Gender pay gap reporting is vital in the fight for equality. A lack of pay transparency is one of the main barriers to women’s progress in the law and although early on in a private practice career pay grades are very clear, it is at senior levels where there is less transparency and the pay gap widens.
Reporting gives visibility to the problem. Now we have the knowledge, action needs to follow. I would like to see the results of pay gap reporting drive client buying decisions – that is how we will see real change. Whilst senior in-house lawyers have publicly stated they will insist on diversity from the law firms they instruct, on gender pay gaps many find themselves in companies that also face this problem. This means they are less likely to put their heads above the parapet to demand change from their suppliers.

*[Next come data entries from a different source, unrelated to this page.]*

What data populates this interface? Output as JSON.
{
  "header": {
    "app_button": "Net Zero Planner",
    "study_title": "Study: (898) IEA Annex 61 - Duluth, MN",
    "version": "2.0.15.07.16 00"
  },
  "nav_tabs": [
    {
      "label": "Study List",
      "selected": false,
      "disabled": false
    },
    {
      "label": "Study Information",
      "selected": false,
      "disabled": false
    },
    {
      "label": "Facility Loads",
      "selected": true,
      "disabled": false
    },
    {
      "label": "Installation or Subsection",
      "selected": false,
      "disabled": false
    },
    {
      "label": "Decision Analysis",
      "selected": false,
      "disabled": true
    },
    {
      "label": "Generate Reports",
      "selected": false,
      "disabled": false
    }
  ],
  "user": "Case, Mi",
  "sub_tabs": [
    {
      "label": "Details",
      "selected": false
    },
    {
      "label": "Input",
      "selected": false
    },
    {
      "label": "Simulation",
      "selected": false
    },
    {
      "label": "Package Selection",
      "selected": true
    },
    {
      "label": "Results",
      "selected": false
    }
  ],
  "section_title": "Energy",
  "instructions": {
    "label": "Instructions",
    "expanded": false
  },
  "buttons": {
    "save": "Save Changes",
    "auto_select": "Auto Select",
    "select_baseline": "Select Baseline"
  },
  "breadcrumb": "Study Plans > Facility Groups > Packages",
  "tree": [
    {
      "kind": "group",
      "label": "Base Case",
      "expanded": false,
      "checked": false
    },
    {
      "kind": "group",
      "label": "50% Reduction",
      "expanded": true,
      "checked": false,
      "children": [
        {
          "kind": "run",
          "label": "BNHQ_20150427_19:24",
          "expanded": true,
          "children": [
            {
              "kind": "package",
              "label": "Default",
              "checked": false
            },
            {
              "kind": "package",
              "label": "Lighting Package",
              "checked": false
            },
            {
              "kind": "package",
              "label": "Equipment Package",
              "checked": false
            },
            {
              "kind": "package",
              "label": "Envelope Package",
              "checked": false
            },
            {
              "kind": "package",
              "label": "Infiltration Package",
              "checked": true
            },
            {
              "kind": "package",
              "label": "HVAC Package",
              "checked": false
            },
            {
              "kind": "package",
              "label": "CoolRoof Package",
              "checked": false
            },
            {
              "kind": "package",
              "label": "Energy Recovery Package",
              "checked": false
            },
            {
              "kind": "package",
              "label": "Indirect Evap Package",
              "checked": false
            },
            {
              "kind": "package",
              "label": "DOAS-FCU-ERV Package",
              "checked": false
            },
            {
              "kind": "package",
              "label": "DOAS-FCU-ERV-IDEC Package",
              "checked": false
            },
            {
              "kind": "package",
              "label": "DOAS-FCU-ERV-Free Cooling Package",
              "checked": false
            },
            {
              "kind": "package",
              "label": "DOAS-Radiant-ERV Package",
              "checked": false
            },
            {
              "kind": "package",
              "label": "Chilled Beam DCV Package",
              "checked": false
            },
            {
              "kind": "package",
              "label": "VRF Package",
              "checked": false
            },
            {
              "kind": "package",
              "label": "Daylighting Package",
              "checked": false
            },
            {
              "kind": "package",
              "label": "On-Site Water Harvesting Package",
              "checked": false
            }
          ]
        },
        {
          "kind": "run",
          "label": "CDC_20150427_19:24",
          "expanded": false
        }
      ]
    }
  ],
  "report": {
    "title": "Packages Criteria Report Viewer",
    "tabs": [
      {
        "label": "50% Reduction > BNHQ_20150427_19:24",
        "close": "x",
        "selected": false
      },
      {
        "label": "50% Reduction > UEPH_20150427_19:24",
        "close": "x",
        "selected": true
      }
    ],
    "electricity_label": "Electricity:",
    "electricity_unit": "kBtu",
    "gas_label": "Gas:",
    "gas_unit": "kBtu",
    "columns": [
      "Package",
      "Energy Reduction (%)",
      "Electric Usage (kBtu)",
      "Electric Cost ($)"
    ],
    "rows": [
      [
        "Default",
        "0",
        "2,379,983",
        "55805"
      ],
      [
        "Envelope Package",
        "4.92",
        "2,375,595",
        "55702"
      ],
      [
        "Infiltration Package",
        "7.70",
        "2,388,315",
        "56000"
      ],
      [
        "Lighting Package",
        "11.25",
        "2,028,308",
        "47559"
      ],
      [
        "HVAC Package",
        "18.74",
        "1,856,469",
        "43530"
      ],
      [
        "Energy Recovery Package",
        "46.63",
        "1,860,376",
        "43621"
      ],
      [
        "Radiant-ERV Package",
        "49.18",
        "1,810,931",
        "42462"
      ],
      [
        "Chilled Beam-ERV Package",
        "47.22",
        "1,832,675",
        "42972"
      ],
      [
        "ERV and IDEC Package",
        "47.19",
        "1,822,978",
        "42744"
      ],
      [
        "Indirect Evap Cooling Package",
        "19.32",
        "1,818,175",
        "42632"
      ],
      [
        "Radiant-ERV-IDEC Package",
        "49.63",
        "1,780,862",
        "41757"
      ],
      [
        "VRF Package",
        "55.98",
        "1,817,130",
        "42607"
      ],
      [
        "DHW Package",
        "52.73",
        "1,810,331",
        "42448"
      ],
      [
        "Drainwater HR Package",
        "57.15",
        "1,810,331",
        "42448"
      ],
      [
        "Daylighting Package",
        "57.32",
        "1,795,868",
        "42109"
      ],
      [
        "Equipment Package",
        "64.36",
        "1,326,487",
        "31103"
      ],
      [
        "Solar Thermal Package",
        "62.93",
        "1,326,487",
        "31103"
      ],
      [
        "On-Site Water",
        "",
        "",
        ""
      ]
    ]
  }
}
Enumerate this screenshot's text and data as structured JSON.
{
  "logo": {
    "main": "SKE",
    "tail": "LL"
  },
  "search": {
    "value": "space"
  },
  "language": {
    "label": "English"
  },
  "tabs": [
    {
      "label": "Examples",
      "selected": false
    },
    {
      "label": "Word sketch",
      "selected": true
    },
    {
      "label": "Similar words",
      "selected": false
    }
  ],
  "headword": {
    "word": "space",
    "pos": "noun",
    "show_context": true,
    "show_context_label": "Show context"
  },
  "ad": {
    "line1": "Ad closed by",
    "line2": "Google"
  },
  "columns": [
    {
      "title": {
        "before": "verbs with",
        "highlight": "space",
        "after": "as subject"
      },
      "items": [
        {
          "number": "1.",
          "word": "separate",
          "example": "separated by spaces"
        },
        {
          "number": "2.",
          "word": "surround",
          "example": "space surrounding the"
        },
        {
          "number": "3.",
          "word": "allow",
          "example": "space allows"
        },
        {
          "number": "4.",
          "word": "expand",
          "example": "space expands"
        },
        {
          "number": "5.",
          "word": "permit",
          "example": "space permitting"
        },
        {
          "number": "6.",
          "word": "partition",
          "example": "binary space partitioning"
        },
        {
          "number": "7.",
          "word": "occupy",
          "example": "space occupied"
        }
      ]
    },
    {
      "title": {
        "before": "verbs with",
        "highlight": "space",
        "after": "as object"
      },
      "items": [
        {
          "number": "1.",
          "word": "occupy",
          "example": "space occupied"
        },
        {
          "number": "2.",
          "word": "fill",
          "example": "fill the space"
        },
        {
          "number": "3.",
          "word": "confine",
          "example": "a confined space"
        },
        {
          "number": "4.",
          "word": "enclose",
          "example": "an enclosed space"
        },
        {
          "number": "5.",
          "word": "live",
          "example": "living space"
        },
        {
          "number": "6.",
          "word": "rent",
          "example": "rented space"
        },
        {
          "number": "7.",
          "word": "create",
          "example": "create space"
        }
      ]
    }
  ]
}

The publicity generated by reporting also raises awareness amongst women of what their rights are and how their own firm performs. Women at poorly performing firms need to speak out and demand equal pay when they know they are being paid less than men – it is after all against the law. Long term firms need to wake up to the fact that ensuring equal pay means retaining talented women who, if they see they are being undervalued, will begin to look elsewhere.
Dana Denis-Smith is founder of The First 100 Years project